Why… he says, …your poem
…when you found my body,
in the frost, by the stream?

I remember the bright, cold
light that day, him lying by
the nettles, his immaculate fur.

The lines… he gasps, …brought
me… made me… I look at his
dull coat, sodden and matted,

his gelled eyes’ opaque mess,
the ripped hanging lip, patches
of bare, maggot-gnawn skin,

the foreleg’s bone, bared by
busy crows who also tore
the anus, spilling pale folds

of bowel on the ground, weeks
after I wrote the words. Every day,
his diminishing where he lay

in the mud, the flooded ghyll
sliding past, the worn leaves
round him, the curious footprints

filled with rain. The breezes
beneath a restless sky. The slow
plunder of his body in the cold…

…of your cold image: its callous
rotting worked at, its dead birth
worming my unrest free all winter

till I’m here, ruin-ribbed, woodspoil
fit for nothing, the revolting shade
of my decay dragged across the page.

What now for your plaything, poet,
your corruption by the water’s side?
What now for all that I’ve been…?

He hangs his head of shadows above
the keys. When he says no more
I pause, then close the screen.


Craig’s had poems published in The London Magazine, The North, The Rialto, Agenda, Stand, New Welsh Review, Poetry Ireland Review, Under the Radar, Orbis, Butcher’s Dog, The Interpreter’s House, Poetry Salzburg Review, The Frogmore Papers, Ink, Sweat and Tears, Message in a Bottle, Magma and Prole. He’s got work forthcoming in Acumen and Neon.

One Poem by Kate Young

Written in response to this month’s Special Challenge.


What’s in a treaty?
A word veiled as truce
or simply a pledge
dredged up from murky depths
between Seine and Thames,
‘The dark one’.

It’s seen it all before,
the Seine,
like countless rivers
in countless lands
wending their way through time,
through war torn cities
their muddied eyes
rolling across ruined stones
and broken lives.

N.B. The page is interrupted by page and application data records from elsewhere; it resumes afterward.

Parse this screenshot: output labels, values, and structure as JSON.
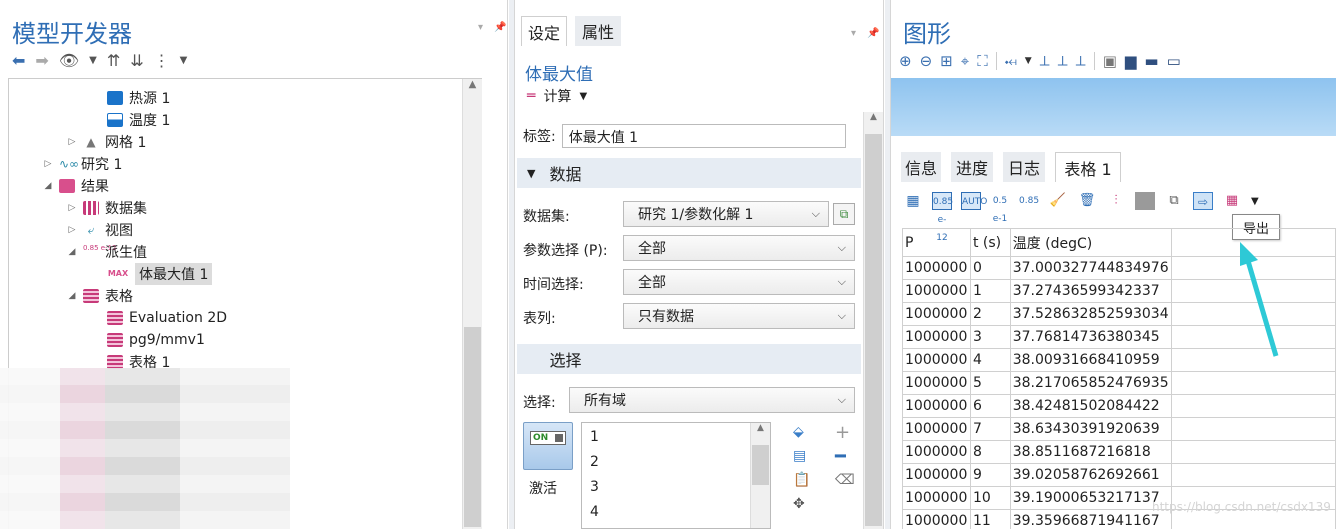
{
  "left": {
    "title": "模型开发器",
    "tree": [
      {
        "label": "热源 1",
        "icon": "heat-source-icon"
      },
      {
        "label": "温度 1",
        "icon": "temperature-icon"
      },
      {
        "label": "网格 1",
        "icon": "mesh-icon"
      },
      {
        "label": "研究 1",
        "icon": "study-icon"
      },
      {
        "label": "结果",
        "icon": "results-icon"
      },
      {
        "label": "数据集",
        "icon": "datasets-icon"
      },
      {
        "label": "视图",
        "icon": "views-icon"
      },
      {
        "label": "派生值",
        "icon": "derived-values-icon"
      },
      {
        "label": "体最大值 1",
        "icon": "volume-max-icon"
      },
      {
        "label": "表格",
        "icon": "tables-icon"
      },
      {
        "label": "Evaluation 2D",
        "icon": "table-icon"
      },
      {
        "label": "pg9/mmv1",
        "icon": "table-icon"
      },
      {
        "label": "表格 1",
        "icon": "table-icon"
      }
    ],
    "max_icon_text": "MAX",
    "derived_icon_text": "0.85 e-12"
  },
  "mid": {
    "tabs": [
      "设定",
      "属性"
    ],
    "node_title": "体最大值",
    "calc_label": "计算",
    "label_prefix": "标签:",
    "label_value": "体最大值 1",
    "section_data": "数据",
    "dataset_label": "数据集:",
    "dataset_value": "研究 1/参数化解 1",
    "param_label": "参数选择 (P):",
    "param_value": "全部",
    "time_label": "时间选择:",
    "time_value": "全部",
    "series_label": "表列:",
    "series_value": "只有数据",
    "section_selection": "选择",
    "selection_label": "选择:",
    "selection_value": "所有域",
    "toggle_text": "ON",
    "activate_label": "激活",
    "selection_items": [
      "1",
      "2",
      "3",
      "4"
    ]
  },
  "right": {
    "title": "图形",
    "tabs": [
      "信息",
      "进度",
      "日志",
      "表格 1"
    ],
    "tooltip": "导出",
    "toolbar_text": {
      "auto": "AUTO",
      "sci": "0.85 e-12",
      "exp": "0.5 e-1",
      "fix": "0.85"
    },
    "headers": [
      "P",
      "t (s)",
      "温度 (degC)"
    ],
    "rows": [
      [
        "1000000",
        "0",
        "37.000327744834976"
      ],
      [
        "1000000",
        "1",
        "37.27436599342337"
      ],
      [
        "1000000",
        "2",
        "37.528632852593034"
      ],
      [
        "1000000",
        "3",
        "37.76814736380345"
      ],
      [
        "1000000",
        "4",
        "38.00931668410959"
      ],
      [
        "1000000",
        "5",
        "38.217065852476935"
      ],
      [
        "1000000",
        "6",
        "38.42481502084422"
      ],
      [
        "1000000",
        "7",
        "38.63430391920639"
      ],
      [
        "1000000",
        "8",
        "38.8511687216818"
      ],
      [
        "1000000",
        "9",
        "39.02058762692661"
      ],
      [
        "1000000",
        "10",
        "39.19000653217137"
      ],
      [
        "1000000",
        "11",
        "39.35966871941167"
      ]
    ],
    "watermark": "https://blog.csdn.net/csdx139"
  },
  "colors": {
    "accent": "#2f6eb5",
    "arrow": "#2ec9d6"
  }
}
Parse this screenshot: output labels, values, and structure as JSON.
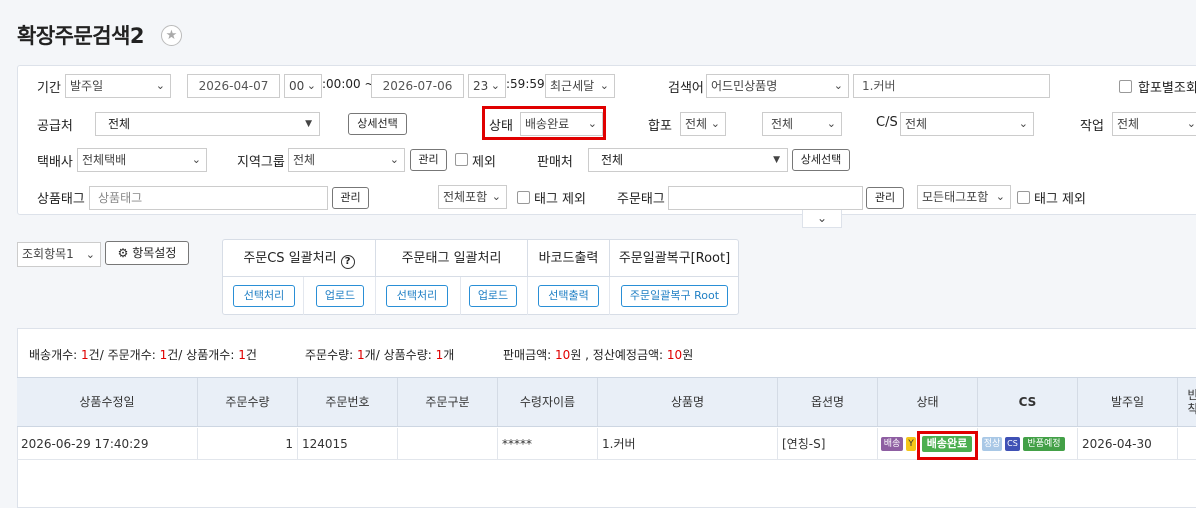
{
  "page": {
    "title": "확장주문검색2"
  },
  "filters": {
    "period_label": "기간",
    "period_type": "발주일",
    "date_from": "2026-04-07",
    "hour_from": "00",
    "time_from_rest": ":00:00 ~",
    "date_to": "2026-07-06",
    "hour_to": "23",
    "time_to_rest": ":59:59",
    "quick_range": "최근세달",
    "keyword_label": "검색어",
    "keyword_type": "어드민상품명",
    "keyword_value": "1.커버",
    "merge_search_label": "합포별조회",
    "supplier_label": "공급처",
    "supplier_value": "전체",
    "detail_select_label": "상세선택",
    "status_label": "상태",
    "status_value": "배송완료",
    "merge_label": "합포",
    "merge_value1": "전체",
    "merge_value2": "전체",
    "cs_label": "C/S",
    "cs_value": "전체",
    "work_label": "작업",
    "work_value": "전체",
    "courier_label": "택배사",
    "courier_value": "전체택배",
    "region_label": "지역그룹",
    "region_value": "전체",
    "manage_label": "관리",
    "exclude_label": "제외",
    "seller_label": "판매처",
    "seller_value": "전체",
    "seller_detail_label": "상세선택",
    "product_tag_label": "상품태그",
    "product_tag_placeholder": "상품태그",
    "product_tag_manage": "관리",
    "tag_include_value": "전체포함",
    "tag_exclude_label": "태그 제외",
    "order_tag_label": "주문태그",
    "order_tag_manage": "관리",
    "order_tag_include_value": "모든태그포함",
    "order_tag_exclude_label": "태그 제외"
  },
  "toolbar": {
    "view_select": "조회항목1",
    "settings_label": "항목설정"
  },
  "bulk": {
    "cs_title": "주문CS 일괄처리",
    "cs_select": "선택처리",
    "cs_upload": "업로드",
    "tag_title": "주문태그 일괄처리",
    "tag_select": "선택처리",
    "tag_upload": "업로드",
    "barcode_title": "바코드출력",
    "barcode_btn": "선택출력",
    "restore_title": "주문일괄복구[Root]",
    "restore_btn": "주문일괄복구 Root"
  },
  "summary": {
    "ship_label": "배송개수: ",
    "ship_count": "1",
    "ship_unit": "건/ ",
    "order_label": "주문개수: ",
    "order_count": "1",
    "order_unit": "건/ ",
    "prod_label": "상품개수: ",
    "prod_count": "1",
    "prod_unit": "건",
    "order_qty_label": "주문수량: ",
    "order_qty": "1",
    "order_qty_unit": "개/ ",
    "prod_qty_label": "상품수량: ",
    "prod_qty": "1",
    "prod_qty_unit": "개",
    "sales_label": "판매금액: ",
    "sales": "10",
    "sales_unit": "원 , ",
    "settle_label": "정산예정금액: ",
    "settle": "10",
    "settle_unit": "원"
  },
  "table": {
    "columns": [
      "상품수정일",
      "주문수량",
      "주문번호",
      "주문구분",
      "수령자이름",
      "상품명",
      "옵션명",
      "상태",
      "CS",
      "발주일",
      "반",
      "착"
    ],
    "row": {
      "modified": "2026-06-29 17:40:29",
      "qty": "1",
      "order_no": "124015",
      "order_type": "",
      "recipient": "*****",
      "product": "1.커버",
      "option": "[연칭-S]",
      "status_tag1": "배송",
      "status_tag2": "Y",
      "status_main": "배송완료",
      "cs_tag1": "정상",
      "cs_tag2": "CS",
      "cs_tag3": "반품예정",
      "order_date": "2026-04-30"
    }
  },
  "colors": {
    "accent_blue": "#2a8fd6",
    "highlight_red": "#e00000",
    "status_green": "#4caf50",
    "tag_purple": "#8e5ea2"
  }
}
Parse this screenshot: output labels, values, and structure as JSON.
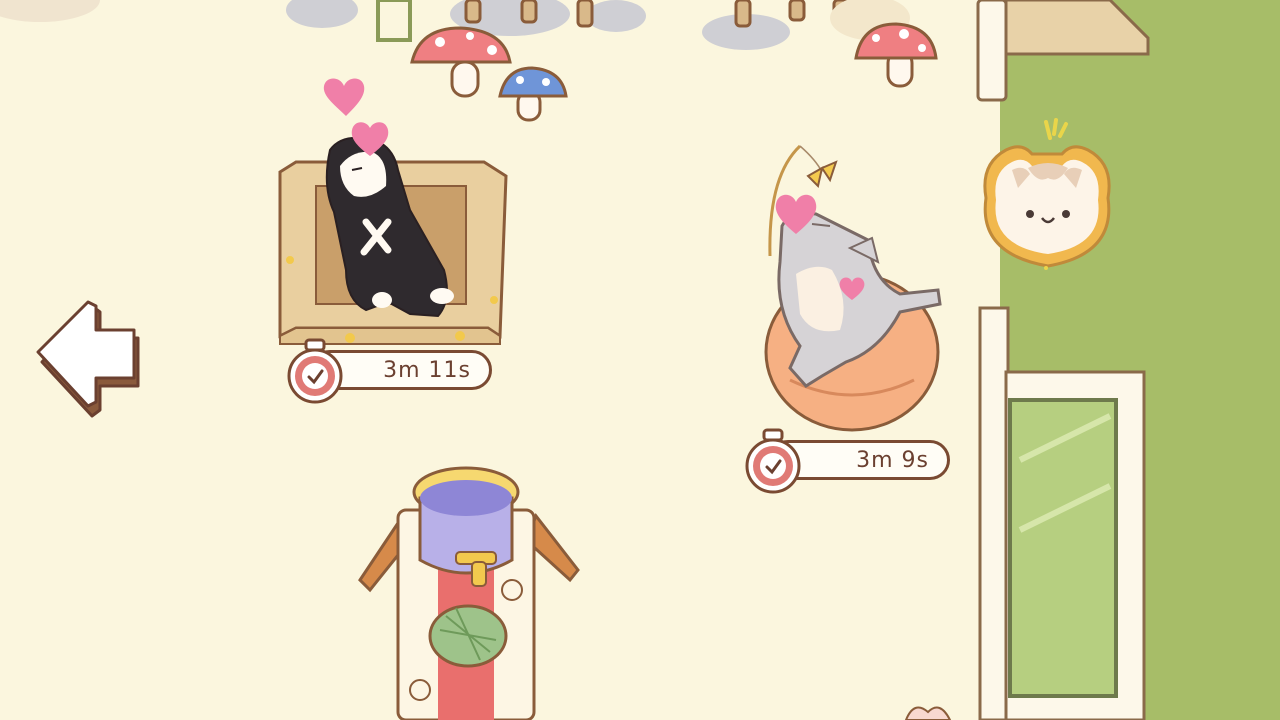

Pounding through 1657
Paris beats its chest,
heart pulsating out,
its spider veins radiating
losing significance,
the little streets
of little men
their whispered breath
throbbing with growing unrest.

Twenty-six thousand troops and fleet
aligned, colours mingling
rippling in the pull of the wash
sucked in, spewed out
like the artists, the poets,
the lovers and the lonely
drawn down, drowning
mouthing silently
What’s in a treaty?


Kate Young is passionate about poetry and literature. After retiring, she has returned to writing and has had success with poems published in magazines. She is presently editing her work and writing new material, particularly in response to ekphrastic challenges.